There are many dangers for cats to be found in holiday decorations and goodies, as well. Here are a few to keep in mind:
- Christmas trees can present an irresistible temptation to climb. After hearing many horror stories of cats pulling over trees and breaking treasured, irreplaceable ornaments, I was leery the first time I put up a tree after adopting my first cat. Watching him closely, I introduced him to the new flora in our home decor. He walked up to it and sat down in front of the tree, looking up at all the sparkly lights as though it was the prettiest thing he'd ever seen. Then he leaned forward and gently sniffed the tips of the branches. I was enchanted! He never did take to climbing my tree, nor did my little Vixen when I took her in. I've been lucky that way, but if you're not sure of your cats on your first Christmas together, keep an eye on them for a while before placing those more fragile ornaments.
- Garland looks for all the world like a big, sparkling play toy, to a cat. If your cat likes to play with strings, this could be a danger. Be careful of where you use garland, whether on the tree, mantel, or a stair railing. Any of them could prove too tempting for your cat to ignore.
- Tinsel, or icicles, can also be tempting to cats. And because it's in smaller pieces than the garland, it runs a higher risk of being ingested.
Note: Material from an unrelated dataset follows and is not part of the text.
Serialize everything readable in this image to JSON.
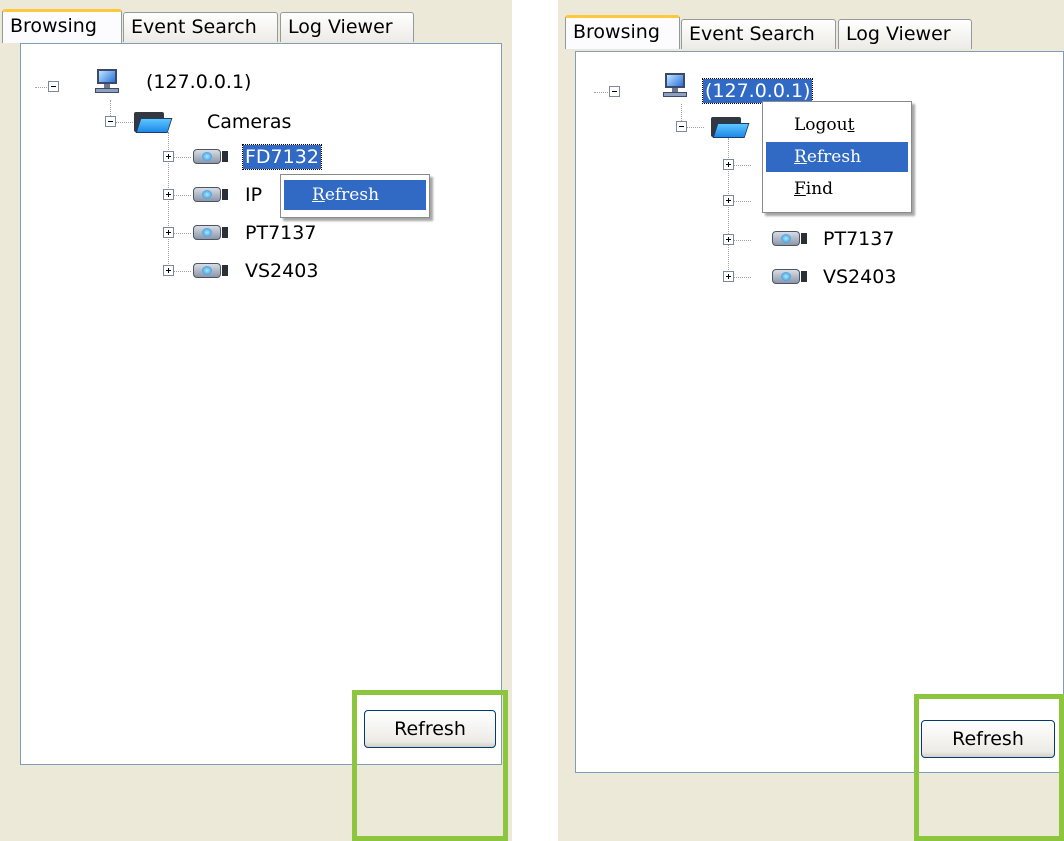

If you're finding sparkly metal pieces in the litter box, chances are your kitty's been munching on some tinsel. You may want to forgo that aspect of decorating.
- Many ornaments may have easily broken-off parts that could present a choking hazard to kitty. Others, especially the older ones, may contain lead paint or glass shards that could do serious damage to a cat's digestive system. Be careful which ones you use if your cats have a tendency to bat them around.
- Christmas lights are also a danger, especially for cats who like to chew. Who can forget that scene in National Lampoon's Christmas Vacation when Aunt Edna's cat chewed through the light string and "lit up" the carpet underneath the living room chair!
- Ribbon looks pretty wrapped around a package, but this is another item that just looks like too much fun to kitty. If your cat shreds the ribbon and eats some of it, there could be choking, digestive upsets or blockages. Dyes used in the ribbon could have toxic effects. Although your cat may look cute playing with ribbon, it's really not a good idea to let her get into that habit; after all, do you want to come home from a great party to find all your beautifully wrapped presents destroyed?
- Candles can make a lovely holiday table and are essential on a menorah, but they can also be easily knocked over by playing cats to become a fire hazard, or even set kitty's tail on fire if nobody's watching! There was a video circulating in e-mails several years ago of a family blissfully watching TV as their cat walked on the countertop behind them, its tail catching fire and burning for the better part of a minute before he swished it into the fish bowl and put out the fire. If you'll be lighting candles this holiday season, don't leave them unattended...better yet, just leave them unlit!
- Chocolate is a part of many tasty treats during the Yuletide season, but it's not good for cats. The theobromine in chocolate can throw a kitty's kidneys, nervous, cardiac, and digestive systems into a tizzy. Symptoms of chocolate poisoning include nausea, vomiting, diarrhea, nervousness or trembling, muscle spasms, irregular heartbeat, and excessive thirst or urination. I know, these symptoms occur with other things, too, but if you suspect kitty's gotten into your chocolate stash and chowed down, get thee to the vet! Chocolate toxicity can be treated, and may not cause permanent damage if caught soon enough.
- Other ingredients in holiday foods that can be toxic to cats include onions, garlic, grapes, raisins, tomatoes, raw potatoes, chicken & turkey bones, and dairy products. Cats who beg for milk but get diarrhea from it may benefit from a product called CatSip, which is a skim-milk product with added digestive enzymes to help the cat process lactose in the milk. If you suspect that your cat has eaten any of these potentially toxic foods, and your veterinarian is not available on Christmas Day (because when else do emergencies happen?), you can call the ASPCA's Animal Poison Control Center at 1-888-426-4435. Be aware that they will charge your credit card $60 for the assistance.
- Open doors, left that way when unloading packages or baggage from cars, can be a great temptation to indoor-only cats. Curious kitty may see a bird or squirrel in the yard and take off after it. You'll be distracted with what you're doing and may not notice until much later. If you know you're going to be in and out a lot, it's best to confine your cats to another room of the house where they won't be tempted.
- Many cats get nervous when the house is filled with holiday guests. And then there's the added danger of well-meaning party guests feeding kitty toxic foods from their plates. My cat tends to hide in the closet when we have company, but if your guests are staying for several days, hiding for that long could cause a urinary tract infection, especially in older cats. A weeklong hospital stay costing hundreds of dollars is not the kind of expense you want to incur at this time of year!
Holiday time can be a stressful time for everyone, but taking a little extra care can remove the stressful prospect of your cats coming to harm. Now, get out there and enjoy the rest of the season!